Featured in both the original Peter Bray exhibition and the recent Heide show, Schoolgirl Waving, 1953 offers a stunning example of Blackman’s ability to evoke palpable feelings of isolation, vulnerability and the loneliness of childhood. While an irresistible, childlike playfulness and innocence permeates the work in the carefree awkwardness of the schoolgirl’s pose and her shaded eyes peering out tentatively from beneath the school hat, the prevailing mood remains one of uneasy disquiet or foreboding - she is alone and defenceless in an environment that threatens in its darkness, empty of protection, and full of the unknown. Moreover, where other schoolgirls in this hostile urban landscape flee towards some safe destination – the comfort of a streetlight or lamp post - here the protagonist seems blissfully unaware of the danger, perhaps encapsulating the artist’s own inner emotions of vulnerability and nostalgia for an innocence lost that had inspired his identification with the Schoolgirl theme in the first instance: ‘…The Schoolgirl pictures had a lot to do with fear, I think. A lot to do with my isolation as a person and my quite paranoid fears of loneliness and stuff like that; indeed, you could almost say that’s why I painted them.’5

1. Shaw Neilson, J., ‘Schoolgirls Hastening’, The Bookfellow, Sydney, 30 April 19222. McCulloch, A., ‘Quantity and Quality’, The Herald, Melbourne, 12 May 1953
3. Blackman cited in Amadio, N., Charles Blackman: The Lost Domains, A.H. & A.W. Reed Publishing, Sydney, 1980, p. 14
4. Blackman in an interview with Thomas Shapcott, 6 September 1966, cited in St John Moore, F., Charles Blackman: Schoolgirls and Angels, National Gallery of Victoria, Melbourne, 1993, p. 6

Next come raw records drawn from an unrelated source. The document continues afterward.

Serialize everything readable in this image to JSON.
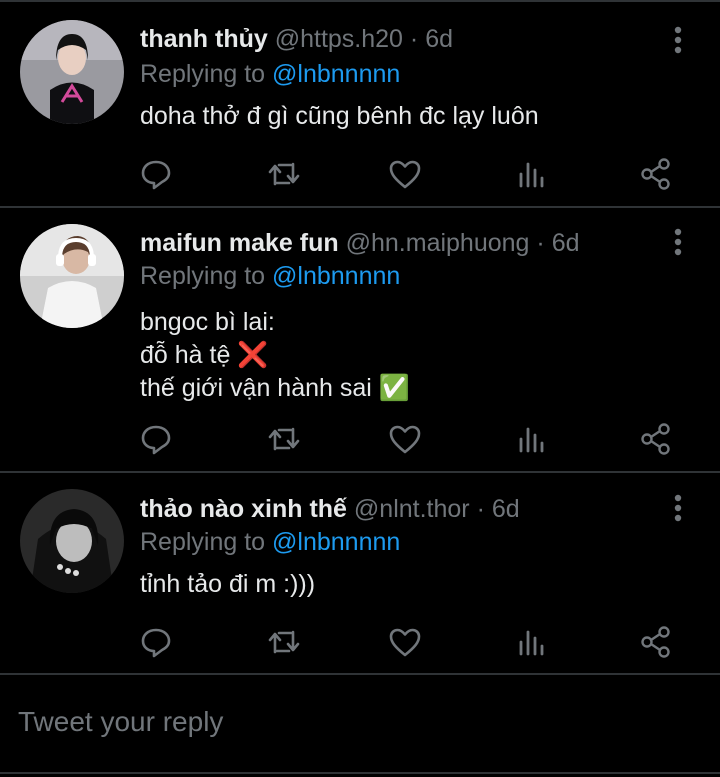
{
  "tweets": [
    {
      "name": "thanh thủy",
      "handle": "@https.h20",
      "dot": "·",
      "time": "6d",
      "replying_prefix": "Replying to ",
      "replying_to": "@lnbnnnnn",
      "lines": [
        "doha thở đ gì cũng bênh đc lạy luôn"
      ],
      "avatar": "avatar-girl-black-shirt"
    },
    {
      "name": "maifun make fun",
      "handle": "@hn.maiphuong",
      "dot": "·",
      "time": "6d",
      "replying_prefix": "Replying to ",
      "replying_to": "@lnbnnnnn",
      "lines": [
        "bngoc bì lai:",
        "đỗ hà tệ",
        "thế giới vận hành sai"
      ],
      "avatar": "avatar-headphones"
    },
    {
      "name": "thảo nào xinh thế",
      "handle": "@nlnt.thor",
      "dot": "·",
      "time": "6d",
      "replying_prefix": "Replying to ",
      "replying_to": "@lnbnnnnn",
      "lines": [
        "tỉnh tảo đi m :)))"
      ],
      "avatar": "avatar-monochrome-girl"
    }
  ],
  "emoji": {
    "cross": "❌",
    "check": "✅"
  },
  "icons": [
    "reply-icon",
    "retweet-icon",
    "like-icon",
    "views-icon",
    "share-icon",
    "more-icon"
  ],
  "reply_box": {
    "placeholder": "Tweet your reply"
  },
  "colors": {
    "background": "#000000",
    "text": "#e7e9ea",
    "muted": "#71767b",
    "link": "#1d9bf0",
    "divider": "#2f3336"
  }
}
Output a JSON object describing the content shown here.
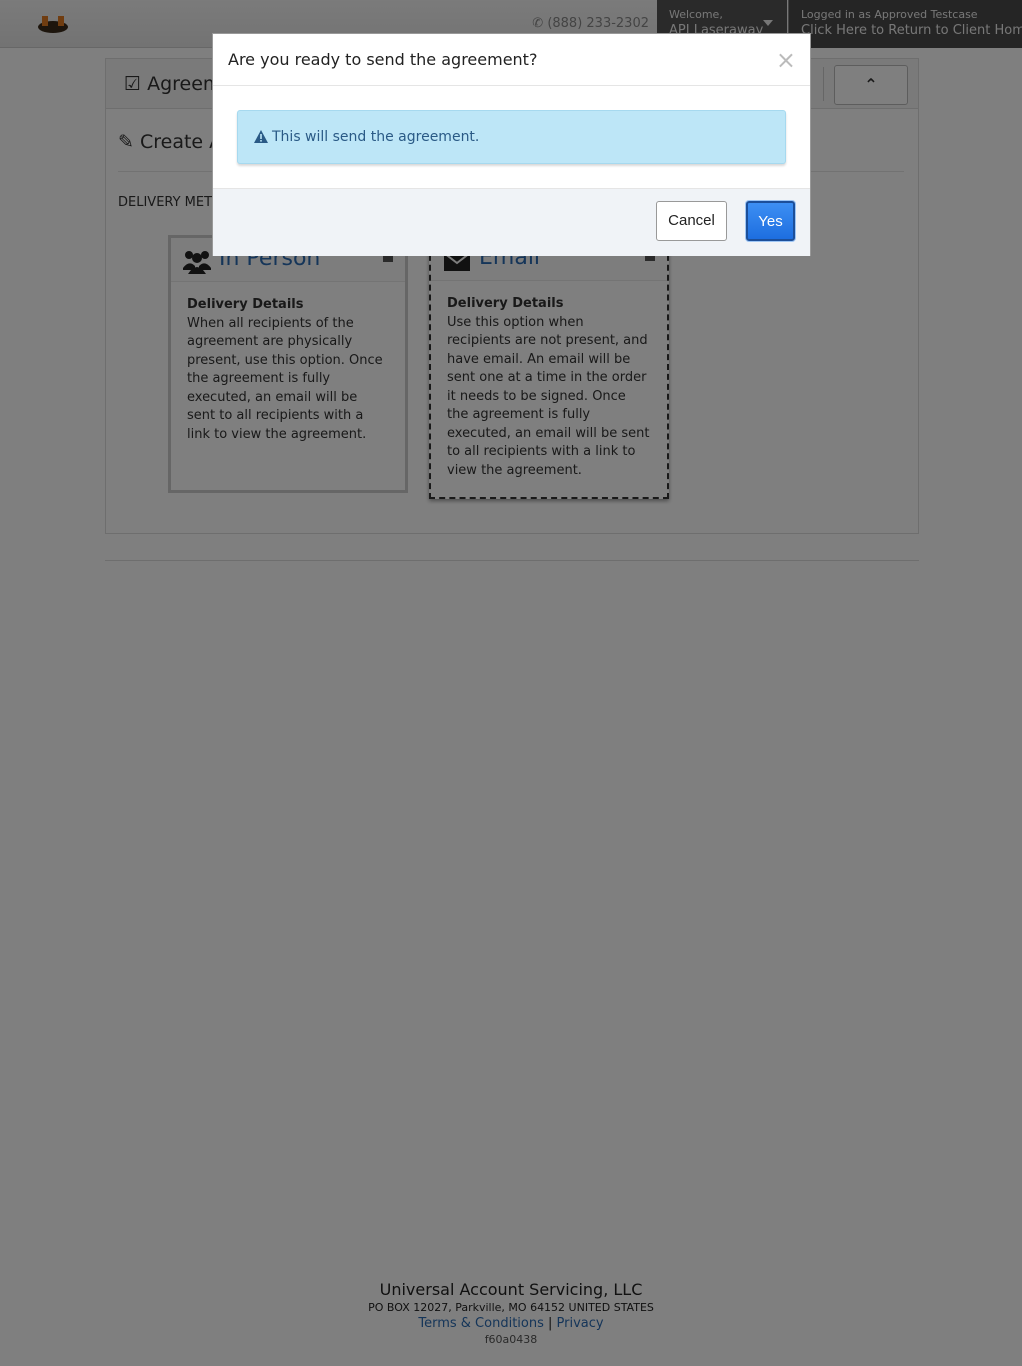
{
  "topnav": {
    "phone": "(888) 233-2302",
    "welcome_label": "Welcome,",
    "welcome_name": "API Laseraway",
    "logged_in_label": "Logged in as Approved Testcase",
    "return_link": "Click Here to Return to Client Home"
  },
  "panel": {
    "title": "Agreements",
    "section_title": "Create Agreement",
    "delivery_label": "DELIVERY METHOD"
  },
  "cards": [
    {
      "title": "In Person",
      "details_label": "Delivery Details",
      "details": "When all recipients of the agreement are physically present, use this option. Once the agreement is fully executed, an email will be sent to all recipients with a link to view the agreement."
    },
    {
      "title": "Email",
      "details_label": "Delivery Details",
      "details": "Use this option when recipients are not present, and have email. An email will be sent one at a time in the order it needs to be signed. Once the agreement is fully executed, an email will be sent to all recipients with a link to view the agreement."
    }
  ],
  "modal": {
    "title": "Are you ready to send the agreement?",
    "close_glyph": "×",
    "alert_text": "This will send the agreement.",
    "cancel_label": "Cancel",
    "yes_label": "Yes"
  },
  "footer": {
    "company": "Universal Account Servicing, LLC",
    "address": "PO BOX 12027, Parkville, MO 64152 UNITED STATES",
    "terms_link": "Terms & Conditions",
    "separator": "|",
    "privacy_link": "Privacy",
    "hash": "f60a0438"
  },
  "colors": {
    "link_blue": "#2a6bb3",
    "alert_bg": "#bde6f7",
    "yes_button": "#1d6ee0"
  }
}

5. Blackman cited in Shapcott, T., The Art of Charles Blackman, Andre Deutsch, London, 1989, p. 11